* Work task: Please count the lines in this listing that include the string "values", and give only the number.

* Records supplied:
★ ★ ★ ★ ★ ★ ★
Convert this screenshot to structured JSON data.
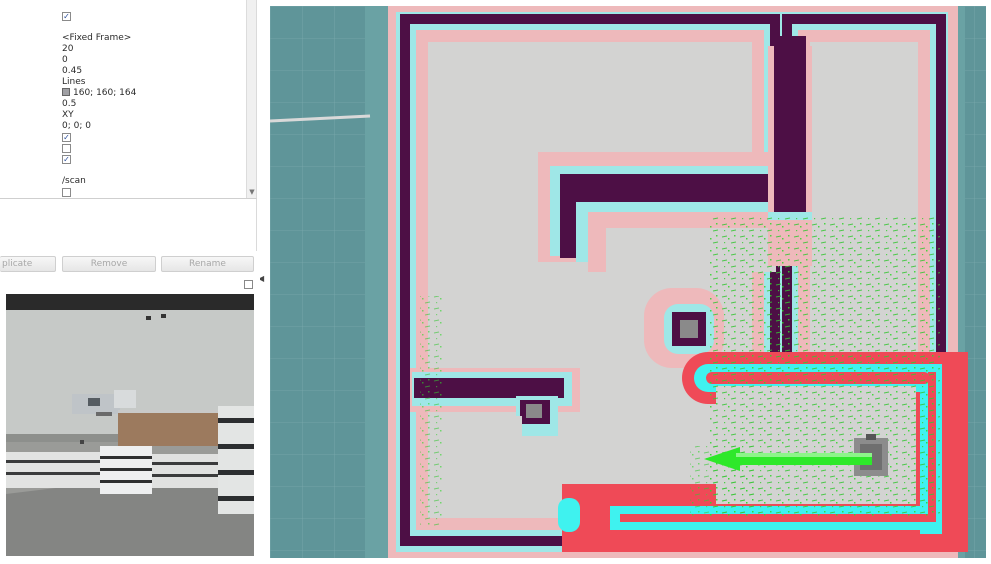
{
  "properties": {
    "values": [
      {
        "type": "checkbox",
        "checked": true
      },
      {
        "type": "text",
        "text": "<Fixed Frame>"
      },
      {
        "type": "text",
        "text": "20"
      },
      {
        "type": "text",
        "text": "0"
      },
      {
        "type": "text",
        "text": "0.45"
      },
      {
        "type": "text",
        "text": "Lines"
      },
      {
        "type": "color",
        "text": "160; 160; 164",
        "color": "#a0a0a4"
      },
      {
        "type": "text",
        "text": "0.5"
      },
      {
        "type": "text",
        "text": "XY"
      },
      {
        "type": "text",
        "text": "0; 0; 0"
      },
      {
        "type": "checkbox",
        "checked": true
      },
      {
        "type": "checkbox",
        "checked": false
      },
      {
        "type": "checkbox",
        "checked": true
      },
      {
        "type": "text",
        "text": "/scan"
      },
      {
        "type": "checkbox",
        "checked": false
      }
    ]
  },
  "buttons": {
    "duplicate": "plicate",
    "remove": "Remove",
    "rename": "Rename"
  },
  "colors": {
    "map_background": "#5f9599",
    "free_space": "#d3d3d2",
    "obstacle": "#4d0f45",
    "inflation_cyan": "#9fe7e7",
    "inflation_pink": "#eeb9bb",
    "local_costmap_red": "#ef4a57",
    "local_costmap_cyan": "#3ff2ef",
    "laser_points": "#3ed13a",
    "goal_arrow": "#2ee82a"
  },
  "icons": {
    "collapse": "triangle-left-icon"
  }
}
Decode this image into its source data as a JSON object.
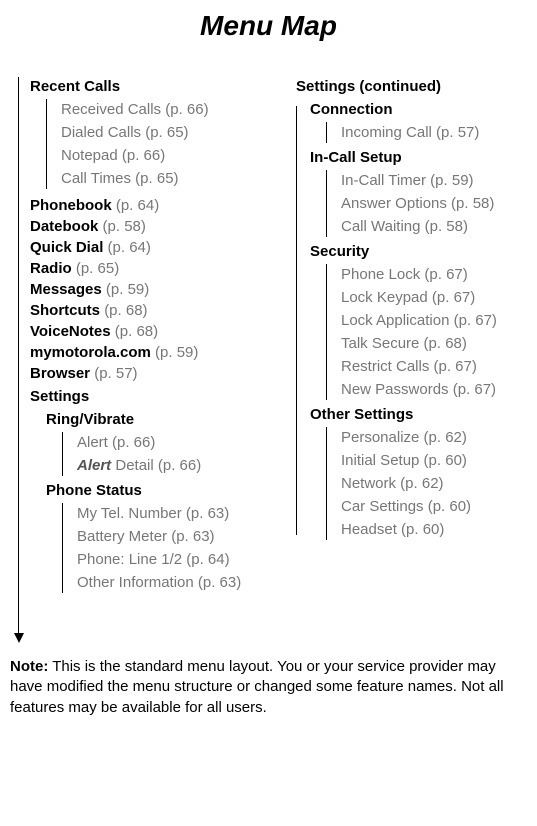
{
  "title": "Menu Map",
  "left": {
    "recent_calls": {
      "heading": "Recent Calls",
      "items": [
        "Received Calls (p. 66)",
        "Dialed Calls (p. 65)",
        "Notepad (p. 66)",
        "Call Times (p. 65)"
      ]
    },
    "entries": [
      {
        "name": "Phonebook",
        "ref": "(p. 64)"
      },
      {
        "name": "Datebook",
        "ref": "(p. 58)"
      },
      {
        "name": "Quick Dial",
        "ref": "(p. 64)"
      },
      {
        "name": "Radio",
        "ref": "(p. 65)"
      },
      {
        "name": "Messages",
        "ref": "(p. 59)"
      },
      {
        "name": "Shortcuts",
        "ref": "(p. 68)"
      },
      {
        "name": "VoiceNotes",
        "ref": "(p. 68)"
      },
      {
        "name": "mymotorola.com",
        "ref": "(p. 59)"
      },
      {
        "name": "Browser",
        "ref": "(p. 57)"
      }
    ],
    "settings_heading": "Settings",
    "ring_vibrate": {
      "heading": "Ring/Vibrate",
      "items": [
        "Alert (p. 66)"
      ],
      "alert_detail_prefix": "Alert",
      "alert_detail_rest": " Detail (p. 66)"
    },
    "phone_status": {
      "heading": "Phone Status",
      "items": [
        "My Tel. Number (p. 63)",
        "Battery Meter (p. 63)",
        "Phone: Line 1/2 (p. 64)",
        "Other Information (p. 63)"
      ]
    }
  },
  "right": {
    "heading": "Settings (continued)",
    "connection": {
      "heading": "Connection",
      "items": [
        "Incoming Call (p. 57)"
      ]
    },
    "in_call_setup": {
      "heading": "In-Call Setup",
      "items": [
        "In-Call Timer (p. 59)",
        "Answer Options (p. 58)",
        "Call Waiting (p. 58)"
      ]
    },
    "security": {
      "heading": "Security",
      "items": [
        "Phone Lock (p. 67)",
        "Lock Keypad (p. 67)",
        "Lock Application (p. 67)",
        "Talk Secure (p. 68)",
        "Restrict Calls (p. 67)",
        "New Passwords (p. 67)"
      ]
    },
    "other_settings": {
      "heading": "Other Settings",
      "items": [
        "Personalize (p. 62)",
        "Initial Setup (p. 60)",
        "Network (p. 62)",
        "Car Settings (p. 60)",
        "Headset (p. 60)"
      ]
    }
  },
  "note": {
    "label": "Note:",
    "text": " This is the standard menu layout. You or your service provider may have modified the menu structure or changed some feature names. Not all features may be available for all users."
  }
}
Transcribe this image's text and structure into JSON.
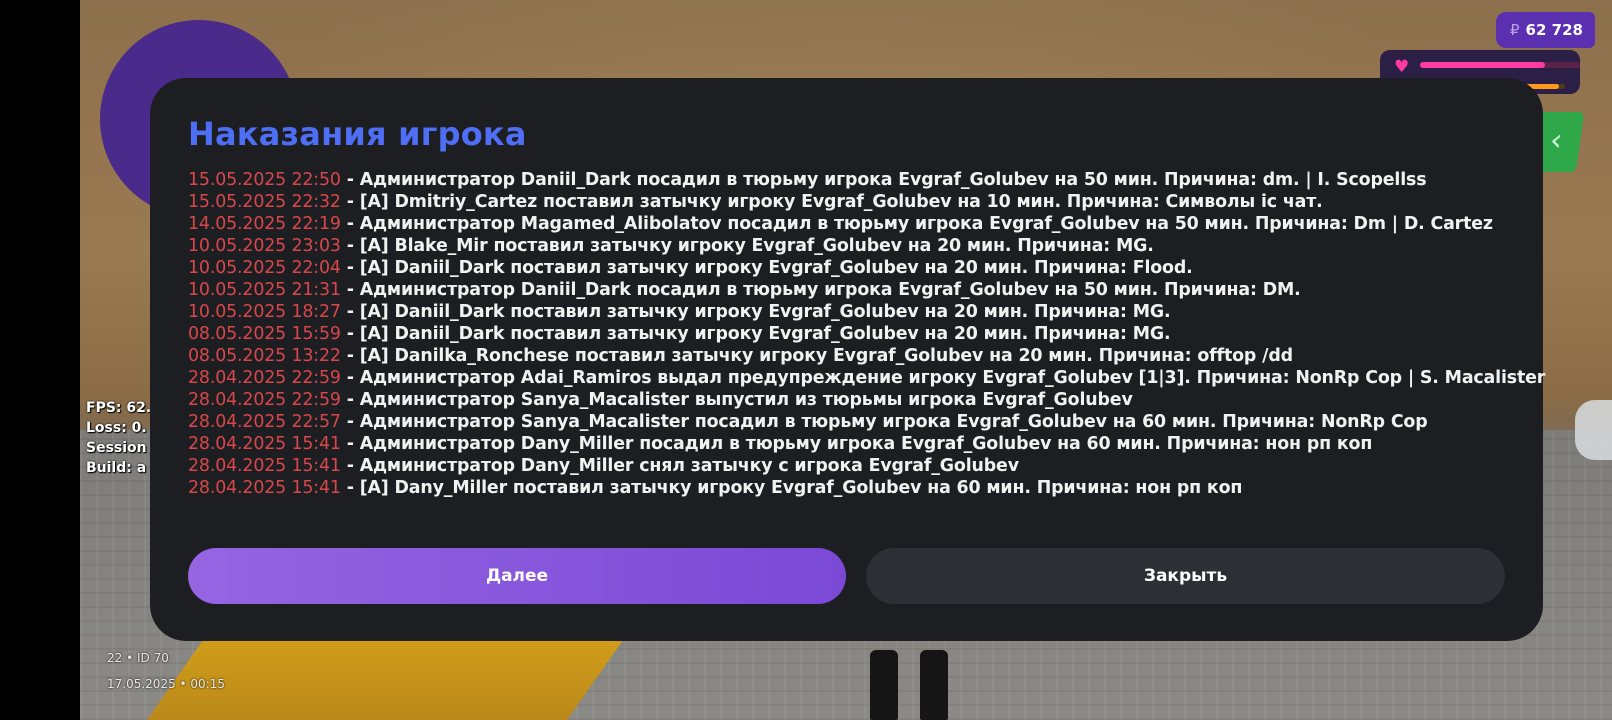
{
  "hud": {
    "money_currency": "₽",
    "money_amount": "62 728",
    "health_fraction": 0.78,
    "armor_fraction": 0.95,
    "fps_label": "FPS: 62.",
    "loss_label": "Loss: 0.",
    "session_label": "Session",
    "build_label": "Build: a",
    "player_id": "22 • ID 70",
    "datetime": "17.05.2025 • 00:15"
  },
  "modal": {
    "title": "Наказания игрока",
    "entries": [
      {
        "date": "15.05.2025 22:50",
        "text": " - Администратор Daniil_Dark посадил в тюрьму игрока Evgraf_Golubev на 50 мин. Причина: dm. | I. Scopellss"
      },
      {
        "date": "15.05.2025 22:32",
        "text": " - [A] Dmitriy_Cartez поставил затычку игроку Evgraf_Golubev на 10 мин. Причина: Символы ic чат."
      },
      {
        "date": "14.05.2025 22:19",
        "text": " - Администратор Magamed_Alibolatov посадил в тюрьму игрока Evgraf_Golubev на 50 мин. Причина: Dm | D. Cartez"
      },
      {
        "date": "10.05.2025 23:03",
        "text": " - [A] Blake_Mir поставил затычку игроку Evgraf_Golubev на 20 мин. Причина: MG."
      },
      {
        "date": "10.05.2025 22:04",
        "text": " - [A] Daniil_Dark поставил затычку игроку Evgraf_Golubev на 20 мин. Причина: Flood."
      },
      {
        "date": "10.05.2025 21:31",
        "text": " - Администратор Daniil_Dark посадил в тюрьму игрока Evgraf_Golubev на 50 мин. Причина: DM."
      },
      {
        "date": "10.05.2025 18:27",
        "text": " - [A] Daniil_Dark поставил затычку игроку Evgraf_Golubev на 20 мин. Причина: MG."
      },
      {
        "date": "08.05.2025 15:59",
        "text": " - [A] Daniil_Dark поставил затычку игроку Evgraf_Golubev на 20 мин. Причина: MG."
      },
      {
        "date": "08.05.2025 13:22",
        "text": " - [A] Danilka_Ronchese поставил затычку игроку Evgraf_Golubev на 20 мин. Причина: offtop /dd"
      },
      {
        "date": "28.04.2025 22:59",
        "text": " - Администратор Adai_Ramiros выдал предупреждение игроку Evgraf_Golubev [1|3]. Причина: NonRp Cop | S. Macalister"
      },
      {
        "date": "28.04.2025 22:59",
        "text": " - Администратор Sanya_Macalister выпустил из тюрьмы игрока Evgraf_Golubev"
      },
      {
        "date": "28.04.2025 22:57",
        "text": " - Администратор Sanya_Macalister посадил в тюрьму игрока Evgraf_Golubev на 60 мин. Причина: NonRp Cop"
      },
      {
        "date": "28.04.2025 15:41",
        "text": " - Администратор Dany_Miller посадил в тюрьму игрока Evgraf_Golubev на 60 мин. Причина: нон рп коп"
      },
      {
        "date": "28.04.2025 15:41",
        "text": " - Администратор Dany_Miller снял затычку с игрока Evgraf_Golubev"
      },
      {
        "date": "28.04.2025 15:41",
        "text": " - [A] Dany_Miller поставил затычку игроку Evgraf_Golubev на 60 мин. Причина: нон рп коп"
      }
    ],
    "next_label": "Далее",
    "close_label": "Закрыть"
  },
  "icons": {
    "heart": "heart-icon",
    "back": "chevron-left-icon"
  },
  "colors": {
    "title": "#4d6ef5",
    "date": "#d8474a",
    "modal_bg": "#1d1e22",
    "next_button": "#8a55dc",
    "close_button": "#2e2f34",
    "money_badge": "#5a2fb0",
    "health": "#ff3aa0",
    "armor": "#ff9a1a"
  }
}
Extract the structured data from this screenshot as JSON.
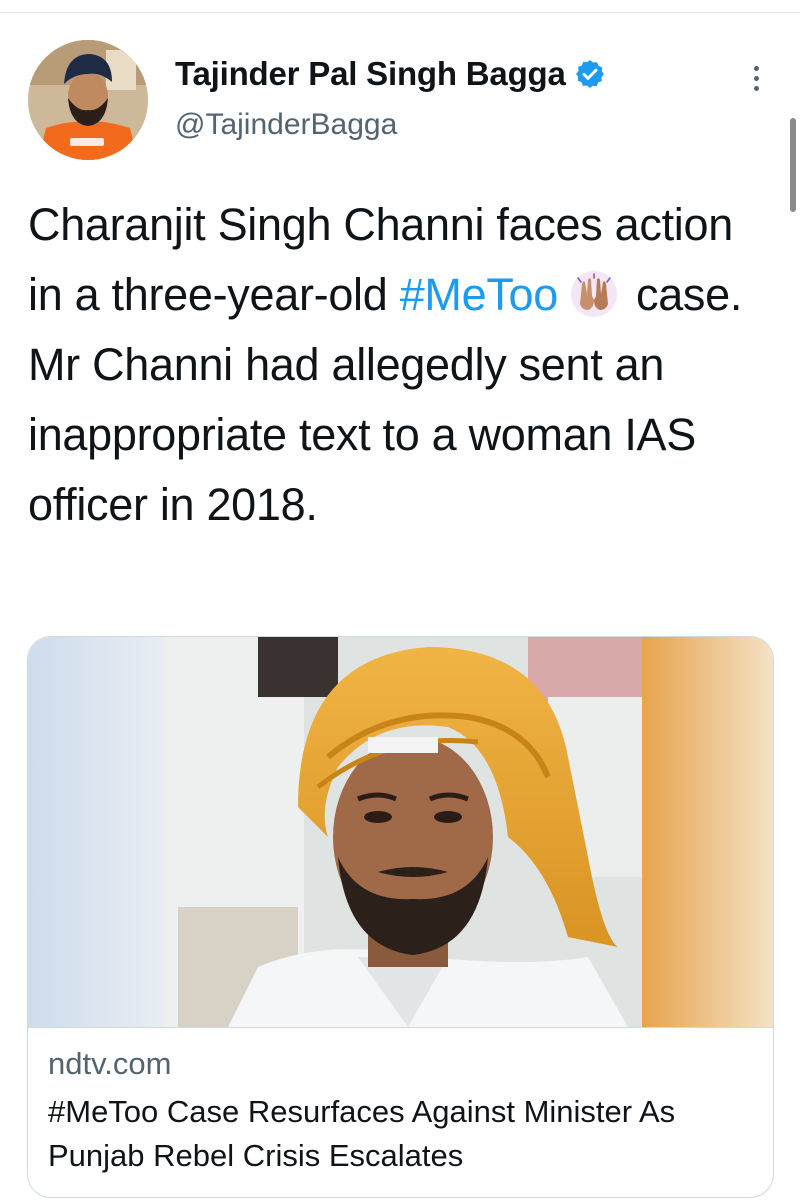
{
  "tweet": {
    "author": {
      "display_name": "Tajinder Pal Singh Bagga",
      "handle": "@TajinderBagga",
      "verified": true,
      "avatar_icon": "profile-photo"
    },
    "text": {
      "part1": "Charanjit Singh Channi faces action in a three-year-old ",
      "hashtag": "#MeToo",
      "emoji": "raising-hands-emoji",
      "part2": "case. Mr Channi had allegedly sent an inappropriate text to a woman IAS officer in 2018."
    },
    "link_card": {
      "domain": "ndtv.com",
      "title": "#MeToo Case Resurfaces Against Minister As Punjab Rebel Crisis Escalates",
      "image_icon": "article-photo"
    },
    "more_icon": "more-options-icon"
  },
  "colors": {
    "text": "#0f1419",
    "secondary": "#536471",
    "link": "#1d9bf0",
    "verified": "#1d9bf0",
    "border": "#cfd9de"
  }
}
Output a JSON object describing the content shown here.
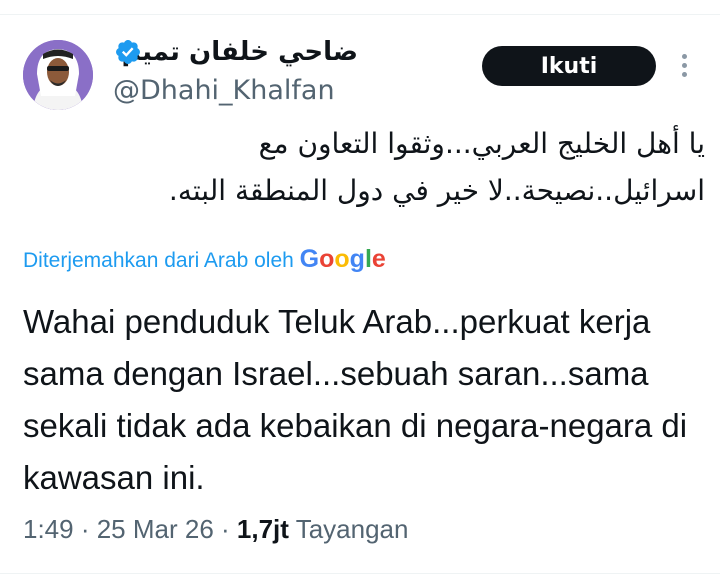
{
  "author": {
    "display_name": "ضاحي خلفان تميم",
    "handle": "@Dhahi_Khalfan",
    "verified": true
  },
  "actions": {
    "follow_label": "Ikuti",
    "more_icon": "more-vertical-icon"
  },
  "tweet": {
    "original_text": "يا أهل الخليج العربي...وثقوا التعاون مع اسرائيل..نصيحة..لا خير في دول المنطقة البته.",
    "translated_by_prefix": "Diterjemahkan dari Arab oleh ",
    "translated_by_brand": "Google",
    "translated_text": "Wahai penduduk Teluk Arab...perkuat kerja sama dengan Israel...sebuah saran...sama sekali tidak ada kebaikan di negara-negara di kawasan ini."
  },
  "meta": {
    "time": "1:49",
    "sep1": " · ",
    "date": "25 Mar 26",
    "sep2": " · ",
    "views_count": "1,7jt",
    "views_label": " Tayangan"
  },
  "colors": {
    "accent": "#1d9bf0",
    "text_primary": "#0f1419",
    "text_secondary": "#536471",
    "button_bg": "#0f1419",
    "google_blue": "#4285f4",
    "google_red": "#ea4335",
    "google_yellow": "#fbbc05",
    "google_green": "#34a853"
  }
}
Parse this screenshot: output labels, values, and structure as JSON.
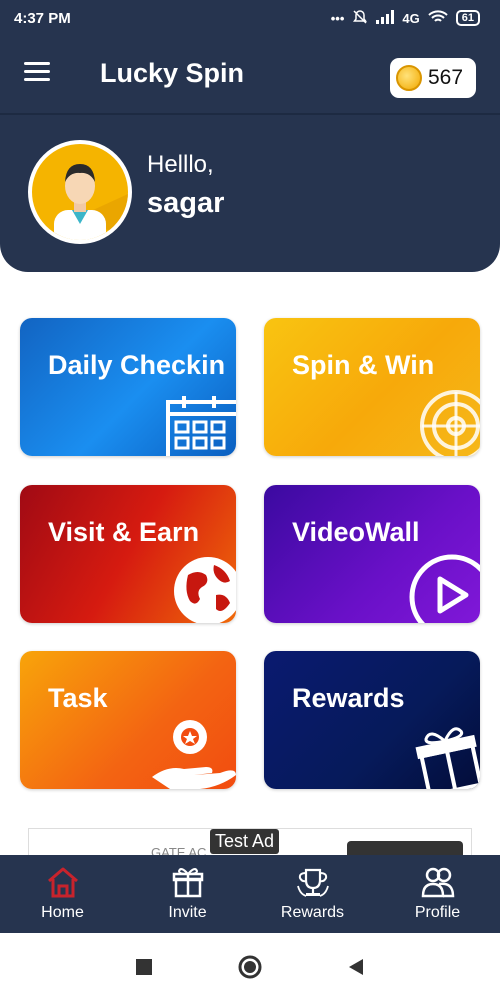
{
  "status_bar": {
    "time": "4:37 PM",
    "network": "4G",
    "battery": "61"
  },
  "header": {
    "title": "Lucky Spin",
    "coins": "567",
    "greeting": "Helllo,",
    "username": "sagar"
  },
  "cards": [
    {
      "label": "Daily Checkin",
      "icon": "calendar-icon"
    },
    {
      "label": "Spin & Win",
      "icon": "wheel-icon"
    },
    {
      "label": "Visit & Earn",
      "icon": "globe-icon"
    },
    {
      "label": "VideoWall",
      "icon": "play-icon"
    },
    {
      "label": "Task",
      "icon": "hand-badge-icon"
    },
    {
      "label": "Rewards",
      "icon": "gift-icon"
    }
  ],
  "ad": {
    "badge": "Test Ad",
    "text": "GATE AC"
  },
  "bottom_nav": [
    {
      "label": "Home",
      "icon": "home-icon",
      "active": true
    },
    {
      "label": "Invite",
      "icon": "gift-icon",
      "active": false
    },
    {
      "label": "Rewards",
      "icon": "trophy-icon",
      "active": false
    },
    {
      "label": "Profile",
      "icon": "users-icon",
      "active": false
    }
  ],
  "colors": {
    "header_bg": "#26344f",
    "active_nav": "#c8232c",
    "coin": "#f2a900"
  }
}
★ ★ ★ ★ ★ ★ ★
* Final answer: 2